⟨

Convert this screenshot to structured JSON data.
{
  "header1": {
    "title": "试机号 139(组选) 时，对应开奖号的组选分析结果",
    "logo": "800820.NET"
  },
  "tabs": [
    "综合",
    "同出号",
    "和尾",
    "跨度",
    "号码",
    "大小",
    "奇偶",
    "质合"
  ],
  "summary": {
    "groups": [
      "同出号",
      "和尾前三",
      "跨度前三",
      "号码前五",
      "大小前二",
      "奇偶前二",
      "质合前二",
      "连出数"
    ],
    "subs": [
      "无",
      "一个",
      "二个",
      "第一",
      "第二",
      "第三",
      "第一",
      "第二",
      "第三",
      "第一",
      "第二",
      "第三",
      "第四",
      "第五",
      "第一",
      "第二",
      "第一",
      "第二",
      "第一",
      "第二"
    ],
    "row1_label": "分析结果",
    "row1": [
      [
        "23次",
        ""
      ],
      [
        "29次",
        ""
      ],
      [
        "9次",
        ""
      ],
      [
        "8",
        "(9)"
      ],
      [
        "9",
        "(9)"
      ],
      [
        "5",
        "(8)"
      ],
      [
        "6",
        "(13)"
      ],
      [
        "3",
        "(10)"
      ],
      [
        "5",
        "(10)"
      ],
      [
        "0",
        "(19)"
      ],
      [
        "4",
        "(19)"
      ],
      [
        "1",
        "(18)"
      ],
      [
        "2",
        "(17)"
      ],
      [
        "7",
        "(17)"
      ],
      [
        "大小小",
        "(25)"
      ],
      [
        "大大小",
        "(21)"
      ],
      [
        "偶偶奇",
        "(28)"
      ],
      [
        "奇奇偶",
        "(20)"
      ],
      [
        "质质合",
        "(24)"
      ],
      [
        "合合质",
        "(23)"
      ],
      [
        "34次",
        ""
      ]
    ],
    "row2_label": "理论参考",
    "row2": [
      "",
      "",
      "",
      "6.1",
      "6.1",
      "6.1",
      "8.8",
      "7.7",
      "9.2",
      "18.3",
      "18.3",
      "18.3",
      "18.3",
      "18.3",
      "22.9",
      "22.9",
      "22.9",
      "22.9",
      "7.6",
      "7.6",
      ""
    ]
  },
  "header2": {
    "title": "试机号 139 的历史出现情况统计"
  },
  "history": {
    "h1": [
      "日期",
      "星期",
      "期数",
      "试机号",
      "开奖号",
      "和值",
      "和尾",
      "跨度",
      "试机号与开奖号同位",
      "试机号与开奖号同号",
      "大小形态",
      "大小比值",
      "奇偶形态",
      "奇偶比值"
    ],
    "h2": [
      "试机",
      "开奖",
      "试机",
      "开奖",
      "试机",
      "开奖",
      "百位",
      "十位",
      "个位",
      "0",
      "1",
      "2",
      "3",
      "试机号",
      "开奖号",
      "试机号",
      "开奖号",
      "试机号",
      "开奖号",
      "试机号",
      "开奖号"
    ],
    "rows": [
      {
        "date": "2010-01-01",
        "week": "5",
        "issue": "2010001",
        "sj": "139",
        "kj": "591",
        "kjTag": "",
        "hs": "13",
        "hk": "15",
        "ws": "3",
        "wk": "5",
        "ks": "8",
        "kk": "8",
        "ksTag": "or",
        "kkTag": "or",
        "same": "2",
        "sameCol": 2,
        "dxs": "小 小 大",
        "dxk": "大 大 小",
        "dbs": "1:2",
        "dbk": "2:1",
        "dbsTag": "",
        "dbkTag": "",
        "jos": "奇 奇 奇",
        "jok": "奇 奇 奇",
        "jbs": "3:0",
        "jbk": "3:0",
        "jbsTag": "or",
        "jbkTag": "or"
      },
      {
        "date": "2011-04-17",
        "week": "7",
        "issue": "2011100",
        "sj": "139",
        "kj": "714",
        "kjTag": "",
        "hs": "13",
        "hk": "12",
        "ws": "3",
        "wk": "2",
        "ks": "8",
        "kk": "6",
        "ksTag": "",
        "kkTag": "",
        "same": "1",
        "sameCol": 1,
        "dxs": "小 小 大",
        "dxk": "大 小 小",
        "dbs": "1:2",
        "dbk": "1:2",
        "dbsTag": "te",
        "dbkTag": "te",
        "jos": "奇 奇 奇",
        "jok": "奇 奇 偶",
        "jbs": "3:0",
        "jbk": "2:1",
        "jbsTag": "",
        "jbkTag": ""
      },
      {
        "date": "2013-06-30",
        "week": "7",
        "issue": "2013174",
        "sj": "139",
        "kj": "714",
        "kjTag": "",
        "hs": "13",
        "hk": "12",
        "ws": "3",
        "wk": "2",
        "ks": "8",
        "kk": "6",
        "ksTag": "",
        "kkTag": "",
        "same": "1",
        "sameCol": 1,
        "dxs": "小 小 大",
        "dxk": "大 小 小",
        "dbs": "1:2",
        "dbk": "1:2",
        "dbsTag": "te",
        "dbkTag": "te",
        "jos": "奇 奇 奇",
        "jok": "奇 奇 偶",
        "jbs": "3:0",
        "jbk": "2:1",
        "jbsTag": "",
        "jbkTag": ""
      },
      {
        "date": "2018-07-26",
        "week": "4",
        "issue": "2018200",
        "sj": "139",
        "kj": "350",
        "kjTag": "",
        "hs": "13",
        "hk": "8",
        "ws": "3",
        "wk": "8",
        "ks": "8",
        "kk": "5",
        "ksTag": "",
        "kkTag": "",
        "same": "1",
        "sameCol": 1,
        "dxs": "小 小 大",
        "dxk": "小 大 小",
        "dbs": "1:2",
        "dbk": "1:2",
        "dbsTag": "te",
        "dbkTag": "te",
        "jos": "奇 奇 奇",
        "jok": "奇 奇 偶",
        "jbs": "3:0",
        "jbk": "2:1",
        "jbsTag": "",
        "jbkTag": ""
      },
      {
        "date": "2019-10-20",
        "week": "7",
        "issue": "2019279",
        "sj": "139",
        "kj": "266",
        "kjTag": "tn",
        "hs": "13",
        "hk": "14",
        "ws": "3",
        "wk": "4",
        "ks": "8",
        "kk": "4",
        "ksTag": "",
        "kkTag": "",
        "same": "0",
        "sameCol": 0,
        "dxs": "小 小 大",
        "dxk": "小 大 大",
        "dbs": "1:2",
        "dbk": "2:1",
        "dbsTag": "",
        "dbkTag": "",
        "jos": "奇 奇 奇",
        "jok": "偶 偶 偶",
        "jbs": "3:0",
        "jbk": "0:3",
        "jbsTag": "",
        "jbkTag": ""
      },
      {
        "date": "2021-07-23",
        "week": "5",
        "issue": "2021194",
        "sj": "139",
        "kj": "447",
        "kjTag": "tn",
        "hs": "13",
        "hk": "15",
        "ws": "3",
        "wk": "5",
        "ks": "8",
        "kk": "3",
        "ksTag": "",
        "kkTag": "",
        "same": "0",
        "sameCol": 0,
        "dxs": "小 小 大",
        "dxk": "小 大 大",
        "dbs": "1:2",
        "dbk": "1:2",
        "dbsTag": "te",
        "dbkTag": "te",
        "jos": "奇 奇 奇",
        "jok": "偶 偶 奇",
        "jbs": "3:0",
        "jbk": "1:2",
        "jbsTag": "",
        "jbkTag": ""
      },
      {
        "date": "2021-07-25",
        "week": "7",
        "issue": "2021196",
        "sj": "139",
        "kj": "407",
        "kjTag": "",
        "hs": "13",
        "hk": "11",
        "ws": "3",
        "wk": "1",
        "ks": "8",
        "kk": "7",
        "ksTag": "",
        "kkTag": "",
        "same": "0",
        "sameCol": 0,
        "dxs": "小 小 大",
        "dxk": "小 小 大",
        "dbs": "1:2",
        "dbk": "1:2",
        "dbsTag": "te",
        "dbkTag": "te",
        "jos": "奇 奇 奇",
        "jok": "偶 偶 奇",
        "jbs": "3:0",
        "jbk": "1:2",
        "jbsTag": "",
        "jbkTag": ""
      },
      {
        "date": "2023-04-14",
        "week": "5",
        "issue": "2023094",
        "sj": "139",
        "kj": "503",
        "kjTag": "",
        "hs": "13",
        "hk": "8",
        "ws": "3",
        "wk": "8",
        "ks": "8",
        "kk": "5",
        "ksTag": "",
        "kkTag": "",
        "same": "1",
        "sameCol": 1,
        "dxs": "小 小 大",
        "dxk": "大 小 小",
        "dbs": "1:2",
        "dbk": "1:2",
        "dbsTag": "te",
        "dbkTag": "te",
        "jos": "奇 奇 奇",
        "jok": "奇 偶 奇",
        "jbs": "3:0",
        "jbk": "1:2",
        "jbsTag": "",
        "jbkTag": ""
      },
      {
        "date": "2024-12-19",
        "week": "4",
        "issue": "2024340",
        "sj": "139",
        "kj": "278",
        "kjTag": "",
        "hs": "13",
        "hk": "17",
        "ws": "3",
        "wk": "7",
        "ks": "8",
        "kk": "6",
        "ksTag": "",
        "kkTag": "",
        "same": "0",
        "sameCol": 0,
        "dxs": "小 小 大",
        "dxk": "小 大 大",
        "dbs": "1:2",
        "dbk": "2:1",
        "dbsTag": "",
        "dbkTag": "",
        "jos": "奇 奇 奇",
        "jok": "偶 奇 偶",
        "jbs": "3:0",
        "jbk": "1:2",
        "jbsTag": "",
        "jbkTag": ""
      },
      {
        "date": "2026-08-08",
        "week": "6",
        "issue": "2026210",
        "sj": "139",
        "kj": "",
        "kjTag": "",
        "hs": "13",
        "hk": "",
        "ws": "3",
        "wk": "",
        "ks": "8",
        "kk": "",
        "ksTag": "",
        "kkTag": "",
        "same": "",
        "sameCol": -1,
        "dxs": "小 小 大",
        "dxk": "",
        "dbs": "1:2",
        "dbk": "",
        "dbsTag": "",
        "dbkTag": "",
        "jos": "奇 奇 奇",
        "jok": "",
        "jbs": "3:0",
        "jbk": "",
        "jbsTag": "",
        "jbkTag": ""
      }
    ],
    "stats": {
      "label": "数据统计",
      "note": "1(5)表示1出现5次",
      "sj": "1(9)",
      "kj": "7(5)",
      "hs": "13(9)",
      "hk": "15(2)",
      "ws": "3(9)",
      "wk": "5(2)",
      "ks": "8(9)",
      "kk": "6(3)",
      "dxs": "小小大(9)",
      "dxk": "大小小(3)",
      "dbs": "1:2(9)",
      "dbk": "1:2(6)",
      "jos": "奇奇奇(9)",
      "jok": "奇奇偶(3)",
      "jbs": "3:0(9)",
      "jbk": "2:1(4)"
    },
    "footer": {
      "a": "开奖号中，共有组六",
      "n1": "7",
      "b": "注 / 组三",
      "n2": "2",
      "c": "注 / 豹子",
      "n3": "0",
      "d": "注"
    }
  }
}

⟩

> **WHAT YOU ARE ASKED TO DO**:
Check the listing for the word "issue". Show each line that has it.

> **EXERCISE ANSWER**:
        "issue": "2010001",
        "issue": "2011100",
        "issue": "2013174",
        "issue": "2018200",
        "issue": "2019279",
        "issue": "2021194",
        "issue": "2021196",
        "issue": "2023094",
        "issue": "2024340",
        "issue": "2026210",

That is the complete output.